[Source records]
[Start of section]

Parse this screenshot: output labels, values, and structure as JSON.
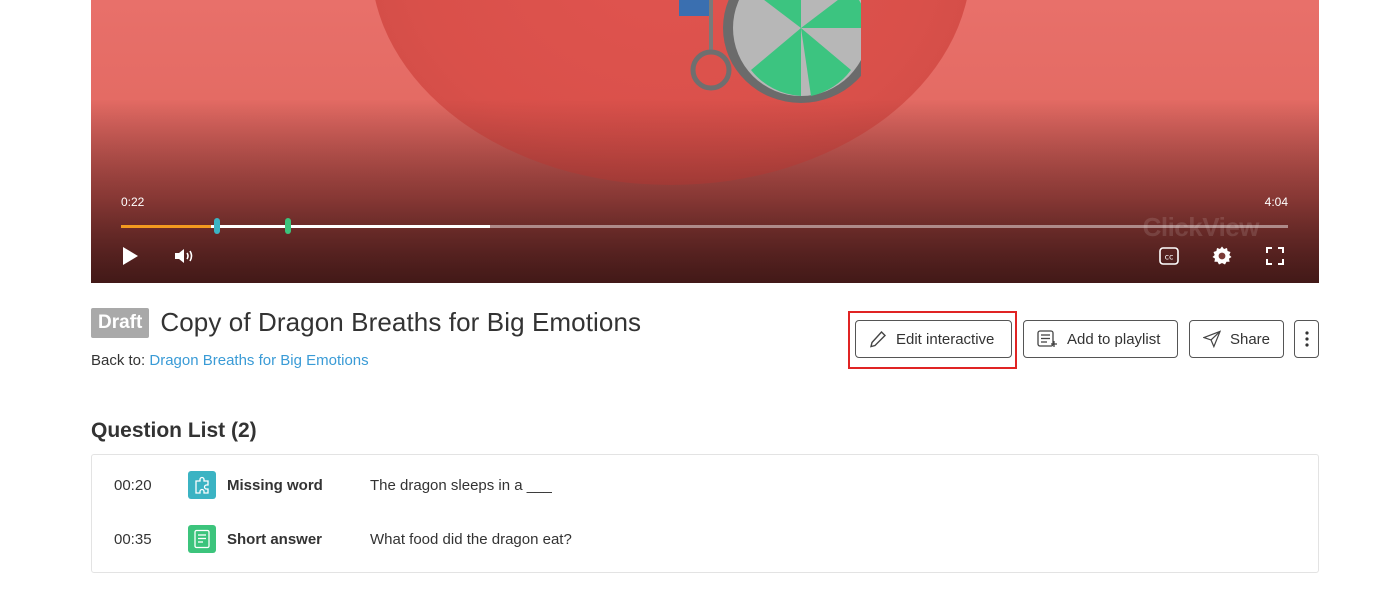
{
  "player": {
    "current_time": "0:22",
    "total_time": "4:04",
    "progress_played": 0.077,
    "progress_buffered": 0.316,
    "markers": [
      {
        "time": "00:20",
        "color": "#3bb3c3"
      },
      {
        "time": "00:35",
        "color": "#3cc47c"
      }
    ],
    "watermark": "ClickView",
    "colors": {
      "played": "#f39a1f",
      "accent_red": "#e0544f"
    }
  },
  "title": {
    "badge": "Draft",
    "text": "Copy of Dragon Breaths for Big Emotions",
    "back_label": "Back to:",
    "back_link": "Dragon Breaths for Big Emotions"
  },
  "actions": {
    "edit_interactive": "Edit interactive",
    "add_to_playlist": "Add to playlist",
    "share": "Share"
  },
  "questions": {
    "heading": "Question List (2)",
    "items": [
      {
        "time": "00:20",
        "type": "Missing word",
        "text": "The dragon sleeps in a ___",
        "icon": "puzzle-icon",
        "color": "#3bb3c3"
      },
      {
        "time": "00:35",
        "type": "Short answer",
        "text": "What food did the dragon eat?",
        "icon": "document-icon",
        "color": "#3cc47c"
      }
    ]
  }
}
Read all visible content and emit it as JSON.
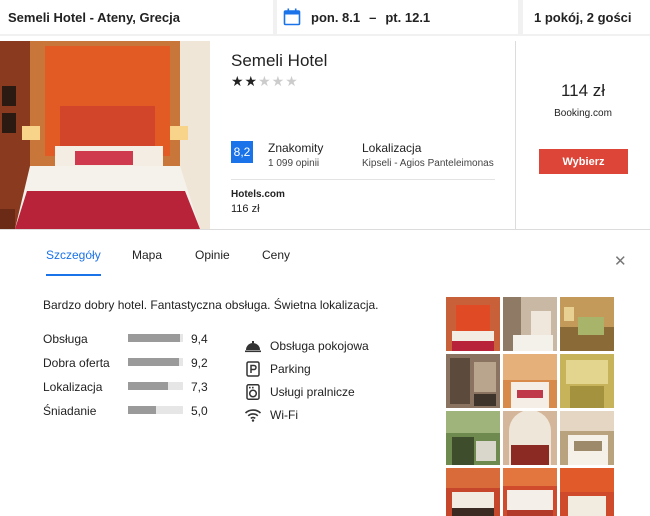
{
  "search": {
    "destination": "Semeli Hotel - Ateny, Grecja",
    "check_in": "pon. 8.1",
    "dash": "–",
    "check_out": "pt. 12.1",
    "rooms_guests": "1 pokój, 2 gości"
  },
  "hotel": {
    "name": "Semeli Hotel",
    "stars_filled": 2,
    "stars_total": 5,
    "star_filled_glyph": "★★",
    "star_empty_glyph": "★★★",
    "score": "8,2",
    "score_word": "Znakomity",
    "review_count": "1 099 opinii",
    "location_title": "Lokalizacja",
    "location_value": "Kipseli - Agios Panteleimonas",
    "provider": "Hotels.com",
    "provider_price": "116 zł",
    "price": "114 zł",
    "price_source": "Booking.com",
    "select_label": "Wybierz"
  },
  "tabs": [
    {
      "label": "Szczegóły",
      "active": true
    },
    {
      "label": "Mapa",
      "active": false
    },
    {
      "label": "Opinie",
      "active": false
    },
    {
      "label": "Ceny",
      "active": false
    }
  ],
  "close_glyph": "✕",
  "details": {
    "summary": "Bardzo dobry hotel. Fantastyczna obsługa. Świetna lokalizacja.",
    "ratings": [
      {
        "label": "Obsługa",
        "value": "9,4",
        "fraction": 0.94
      },
      {
        "label": "Dobra oferta",
        "value": "9,2",
        "fraction": 0.92
      },
      {
        "label": "Lokalizacja",
        "value": "7,3",
        "fraction": 0.73
      },
      {
        "label": "Śniadanie",
        "value": "5,0",
        "fraction": 0.5
      }
    ],
    "amenities": [
      {
        "label": "Obsługa pokojowa",
        "icon": "room-service-icon"
      },
      {
        "label": "Parking",
        "icon": "parking-icon"
      },
      {
        "label": "Usługi pralnicze",
        "icon": "laundry-icon"
      },
      {
        "label": "Wi-Fi",
        "icon": "wifi-icon"
      }
    ]
  },
  "colors": {
    "accent_blue": "#1a73e8",
    "select_red": "#dc4537",
    "bar_fill": "#9a9a9a"
  }
}
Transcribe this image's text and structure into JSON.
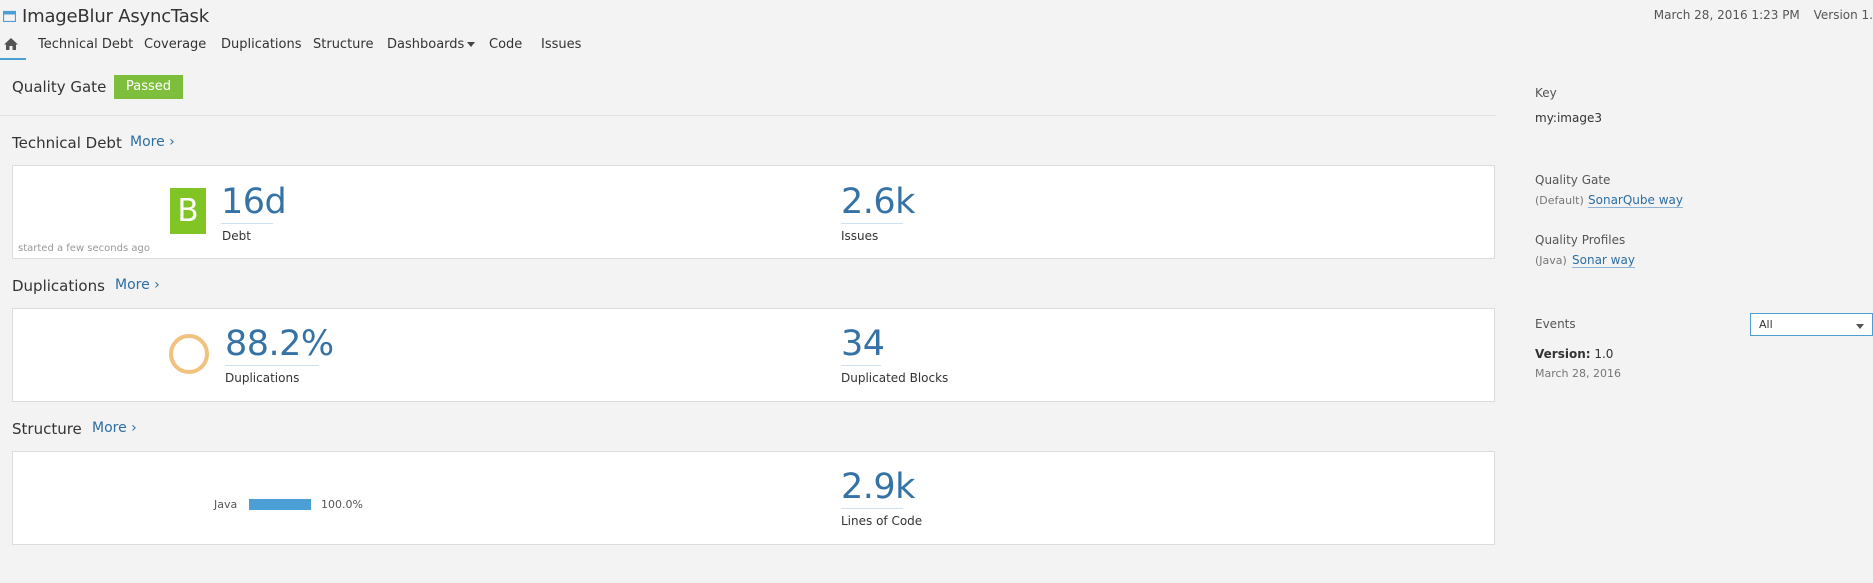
{
  "header": {
    "app_title": "ImageBlur AsyncTask",
    "date": "March 28, 2016 1:23 PM",
    "version": "Version 1."
  },
  "nav": {
    "items": [
      "Technical Debt",
      "Coverage",
      "Duplications",
      "Structure",
      "Dashboards",
      "Code",
      "Issues"
    ]
  },
  "quality_gate": {
    "label": "Quality Gate",
    "status": "Passed",
    "status_color": "#7dbf3c"
  },
  "technical_debt": {
    "title": "Technical Debt",
    "more": "More",
    "rating": "B",
    "rating_color": "#81c525",
    "debt_value": "16d",
    "debt_label": "Debt",
    "issues_value": "2.6k",
    "issues_label": "Issues",
    "started": "started a few seconds ago"
  },
  "duplications": {
    "title": "Duplications",
    "more": "More",
    "value": "88.2%",
    "label": "Duplications",
    "blocks_value": "34",
    "blocks_label": "Duplicated Blocks"
  },
  "structure": {
    "title": "Structure",
    "more": "More",
    "language": "Java",
    "language_pct": "100.0%",
    "loc_value": "2.9k",
    "loc_label": "Lines of Code"
  },
  "sidebar": {
    "key_label": "Key",
    "key_value": "my:image3",
    "qg_label": "Quality Gate",
    "qg_default": "(Default)",
    "qg_link": "SonarQube way",
    "qp_label": "Quality Profiles",
    "qp_lang": "(Java)",
    "qp_link": "Sonar way",
    "events_label": "Events",
    "events_filter": "All",
    "event_version_label": "Version:",
    "event_version": "1.0",
    "event_date": "March 28, 2016"
  },
  "colors": {
    "accent": "#4b9fd5",
    "link": "#2d6ea3",
    "metric": "#3572a5",
    "ring": "#f0c27d"
  }
}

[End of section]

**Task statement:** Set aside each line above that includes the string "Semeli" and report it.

**Your response:**
    "destination": "Semeli Hotel - Ateny, Grecja",
    "name": "Semeli Hotel",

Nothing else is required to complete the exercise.